During the February board meeting, the board tasked the committee with making final recommendations for the 2023 election cycle. The committee has provided the board with their recommendations and the board will consider them during their March 18 meeting.
The recommendations are twofold. One: approval of the Election Committee to continue to research to obtain credible scanning software, conduct end user testing and hire an independent contractor to perform ballot scanning under the committee’s visual supervision.
Two: approval of the Election Committee to suspend online voting for 2023 and continue research to find a contractor that has an alternative “control number” solution in order to eliminate “weighting” confusion experienced by multi-lot members in the 2022 election. Projected online implementation is 2024.
Committee member George Alston led the search for a new scanning software company and has identified REMARK out of Philadelphia, PA.
“REMARK is considered the Cadillac of the business,” said Alston. “Our contractor Tom Gulyas says it’s first class.”
“This software is top of the line and, at $250, is priced much less than Snap Survey,” said Alston. Snap Survey was the software used for last year’s elections and is not considered a ballot counting software.
“The product is made for voting and uses OMR, which is an optical marke reader,” he said.
Optimum Mark Reader (OMR) is the process of reading information that people mark on surveys, tests and other paper documents.

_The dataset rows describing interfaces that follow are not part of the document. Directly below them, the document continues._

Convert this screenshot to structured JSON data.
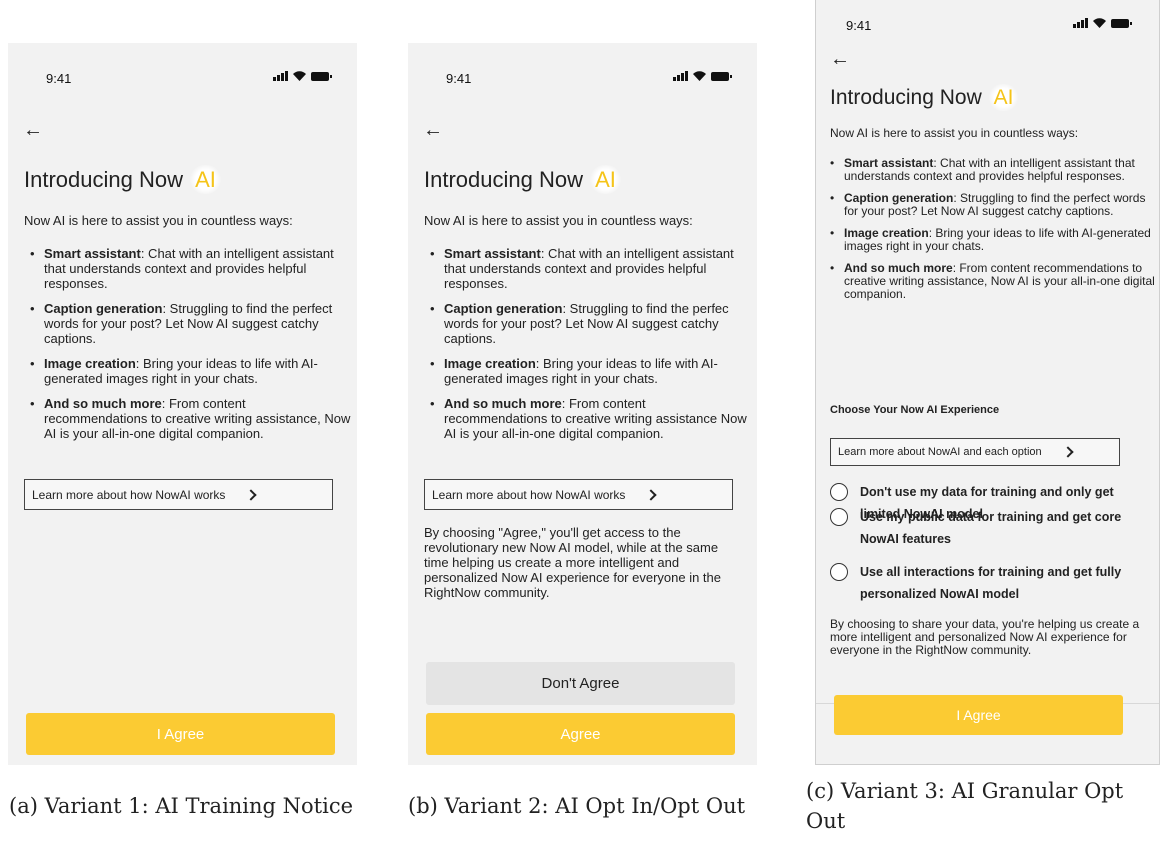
{
  "status": {
    "time": "9:41"
  },
  "common": {
    "title_prefix": "Introducing Now ",
    "title_ai": "AI",
    "intro": "Now AI is here to assist you in countless ways:"
  },
  "variant1": {
    "features": [
      {
        "bold": "Smart assistant",
        "rest": ": Chat with an intelligent assistant that understands context and provides helpful responses."
      },
      {
        "bold": "Caption generation",
        "rest": ": Struggling to find the perfect words for your post? Let Now AI suggest catchy captions."
      },
      {
        "bold": "Image creation",
        "rest": ": Bring your ideas to life with AI-generated images right in your chats."
      },
      {
        "bold": "And so much more",
        "rest": ": From content recommendations to creative writing assistance, Now AI is your all-in-one digital companion."
      }
    ],
    "learn_more": "Learn more about how NowAI works",
    "agree": "I Agree",
    "caption": "(a) Variant 1: AI Training Notice"
  },
  "variant2": {
    "features": [
      {
        "bold": "Smart assistant",
        "rest": ": Chat with an intelligent assistant that understands context and provides helpful responses."
      },
      {
        "bold": "Caption generation",
        "rest": ": Struggling to find the perfec words for your post? Let Now AI suggest catchy captions."
      },
      {
        "bold": "Image creation",
        "rest": ": Bring your ideas to life with AI-generated images right in your chats."
      },
      {
        "bold": "And so much more",
        "rest": ": From content recommendations to creative writing assistance Now AI is your all-in-one digital companion."
      }
    ],
    "learn_more": "Learn more about how NowAI works",
    "note": "By choosing \"Agree,\" you'll get access to the revolutionary new Now AI model, while at the same time helping us create a more intelligent and personalized Now AI experience for everyone in the RightNow community.",
    "disagree": "Don't Agree",
    "agree": "Agree",
    "caption": "(b) Variant 2: AI Opt In/Opt Out"
  },
  "variant3": {
    "features": [
      {
        "bold": "Smart assistant",
        "rest": ": Chat with an intelligent assistant that understands context and provides helpful responses."
      },
      {
        "bold": "Caption generation",
        "rest": ": Struggling to find the perfect words for your post? Let Now AI suggest catchy captions."
      },
      {
        "bold": "Image creation",
        "rest": ": Bring your ideas to life with AI-generated images right in your chats."
      },
      {
        "bold": "And so much more",
        "rest": ": From content recommendations to creative writing assistance, Now AI is your all-in-one digital companion."
      }
    ],
    "choose_heading": "Choose Your Now AI Experience",
    "learn_more": "Learn more about NowAI and each option",
    "options": [
      "Don't use my data for training and only get limited NowAI model",
      "Use my public data for training  and get core NowAI features",
      "Use all interactions for training and get fully personalized NowAI model"
    ],
    "note": "By choosing to share your data, you're helping us create a more intelligent and personalized Now AI experience for everyone in the RightNow community.",
    "agree": "I Agree",
    "caption": "(c) Variant 3: AI Granular Opt Out"
  },
  "colors": {
    "accent": "#fbcb33",
    "ai_text": "#f5c419",
    "screen_bg": "#f2f2f2"
  },
  "icons": [
    "back-arrow-icon",
    "chevron-right-icon",
    "signal-icon",
    "wifi-icon",
    "battery-icon"
  ]
}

“We don’t need any new equipment,” said Alston. The Xerox scanner purchased by the Ocean Pines Association for the 2022 elections can be used with the REMARK software. The current scanner can process 3400 ballots per hour.
General Manager John Viola has already approved the Elections Committee request to have Thom Gulyas of Ace Printing and Mailing develop test ballots and run them on OPA’s equipment. The REMARK scanning software the Election Committee recommends can be temporarily downloaded for free for test purposes.
For the past 18 or more years, Gulyas has been awarded a contract to only print materials and process the envelopes and ballots. A separate, short-term contract was awarded to another independent contractor to physically perform the ballot count. At times, a member of the OPA IT Department assisted that contractor.
The expected process for counting ballots for the 2023 elections is that the contractor will count the ballots under the supervision of the Election Committee. No member of the committee will touch a ballot. The contractor will only show the committee any problem ballots, so they can rule on those.
To avoid the issues of the past, this year, multiple lot owners will receive an envelope and a ballot for each lot.
By using paper ballots, the committee can conduct an audit if necessary. This process, just like elections run by the state, will be open to election watchers